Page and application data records

○ ○ ○ ○

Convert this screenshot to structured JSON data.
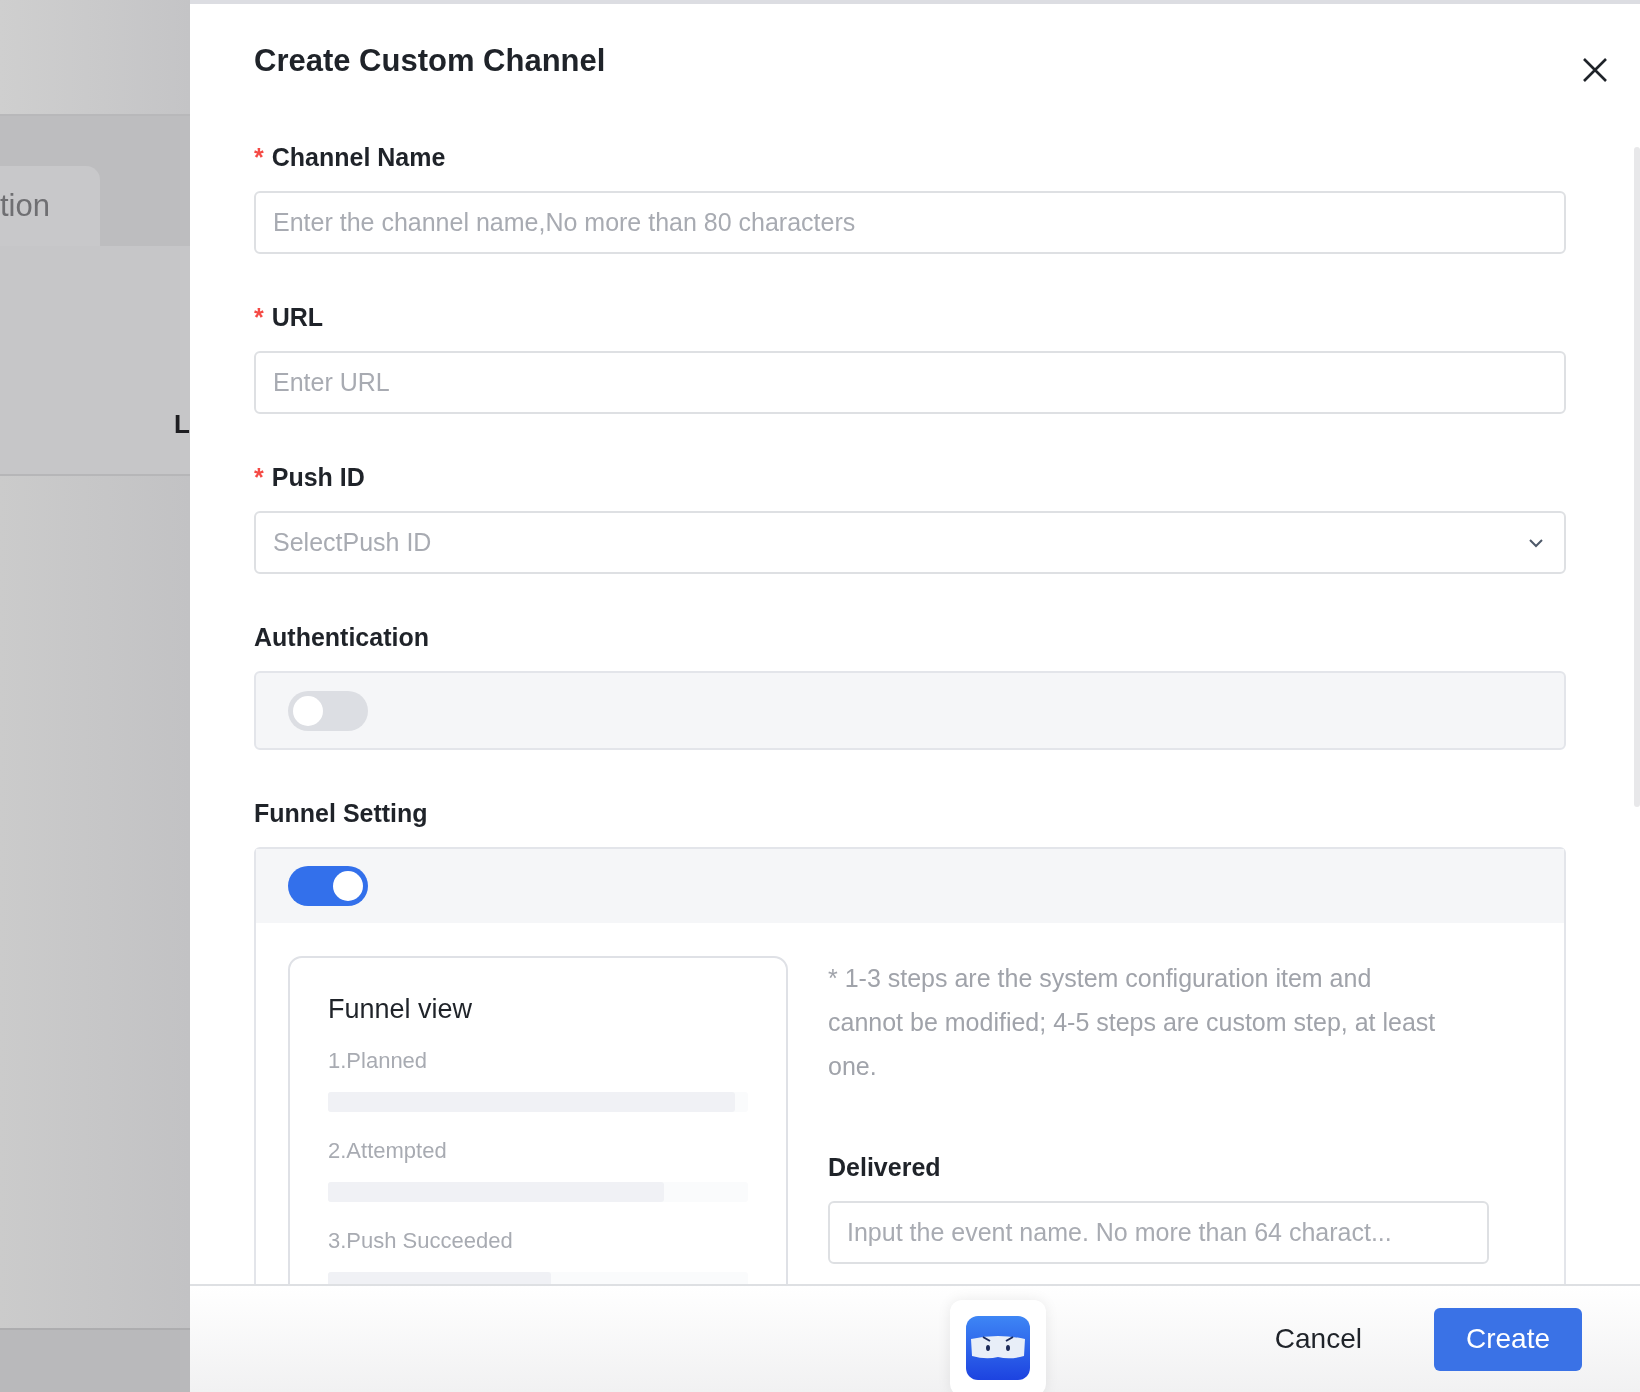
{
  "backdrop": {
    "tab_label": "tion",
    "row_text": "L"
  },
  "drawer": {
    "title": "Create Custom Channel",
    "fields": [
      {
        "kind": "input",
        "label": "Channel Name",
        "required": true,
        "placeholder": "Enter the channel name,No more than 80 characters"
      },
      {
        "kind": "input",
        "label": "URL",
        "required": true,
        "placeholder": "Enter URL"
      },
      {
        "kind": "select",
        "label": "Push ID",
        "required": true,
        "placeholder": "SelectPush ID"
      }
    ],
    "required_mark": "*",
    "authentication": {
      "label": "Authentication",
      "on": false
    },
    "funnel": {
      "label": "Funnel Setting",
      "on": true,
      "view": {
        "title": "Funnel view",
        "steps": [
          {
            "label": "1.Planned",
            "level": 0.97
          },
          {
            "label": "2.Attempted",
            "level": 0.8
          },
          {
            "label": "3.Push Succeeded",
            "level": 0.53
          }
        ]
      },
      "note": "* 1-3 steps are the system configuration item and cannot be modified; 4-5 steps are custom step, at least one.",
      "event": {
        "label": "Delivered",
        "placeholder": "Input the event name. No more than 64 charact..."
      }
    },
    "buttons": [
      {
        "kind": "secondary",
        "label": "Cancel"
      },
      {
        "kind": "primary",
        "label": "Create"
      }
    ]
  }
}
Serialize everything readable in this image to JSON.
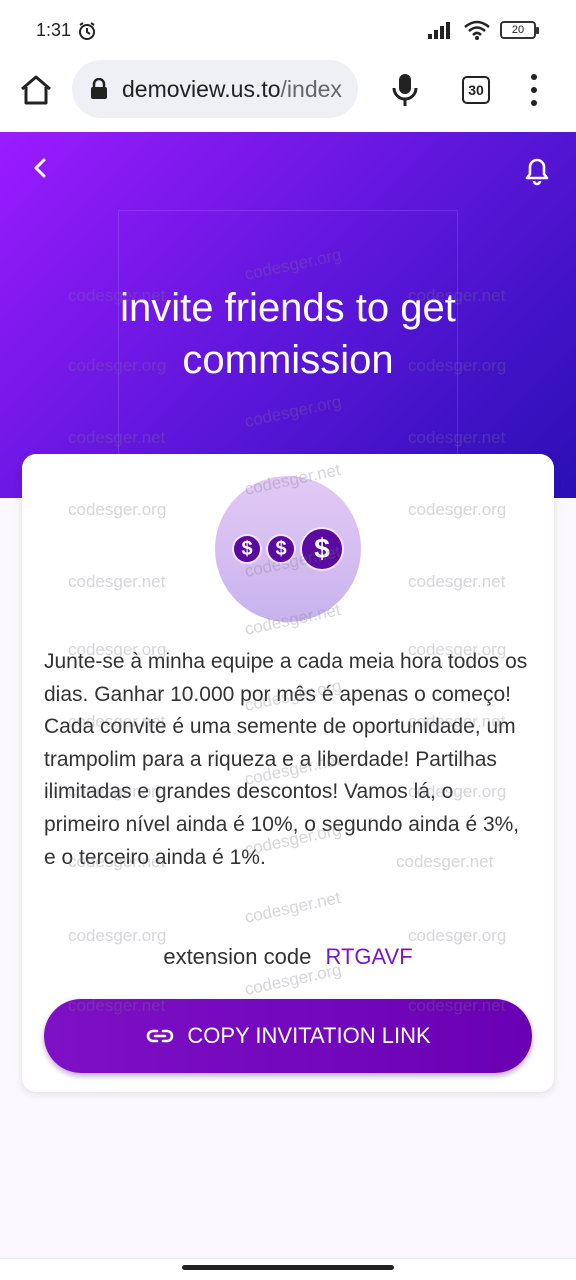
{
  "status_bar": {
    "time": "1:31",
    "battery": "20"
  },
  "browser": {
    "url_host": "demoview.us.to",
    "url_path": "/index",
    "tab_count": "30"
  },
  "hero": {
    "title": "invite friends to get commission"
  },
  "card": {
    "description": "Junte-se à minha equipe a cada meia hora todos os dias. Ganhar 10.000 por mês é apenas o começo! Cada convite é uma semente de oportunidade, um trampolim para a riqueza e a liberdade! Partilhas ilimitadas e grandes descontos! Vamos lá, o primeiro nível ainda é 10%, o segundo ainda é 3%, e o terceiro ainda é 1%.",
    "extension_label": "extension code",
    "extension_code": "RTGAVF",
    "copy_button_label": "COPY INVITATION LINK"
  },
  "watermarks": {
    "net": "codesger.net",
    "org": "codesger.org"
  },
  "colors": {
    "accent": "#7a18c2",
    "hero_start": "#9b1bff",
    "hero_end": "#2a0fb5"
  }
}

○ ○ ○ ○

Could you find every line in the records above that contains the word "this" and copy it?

Convert this screenshot to structured JSON data.
Serialize everything readable in this image to JSON.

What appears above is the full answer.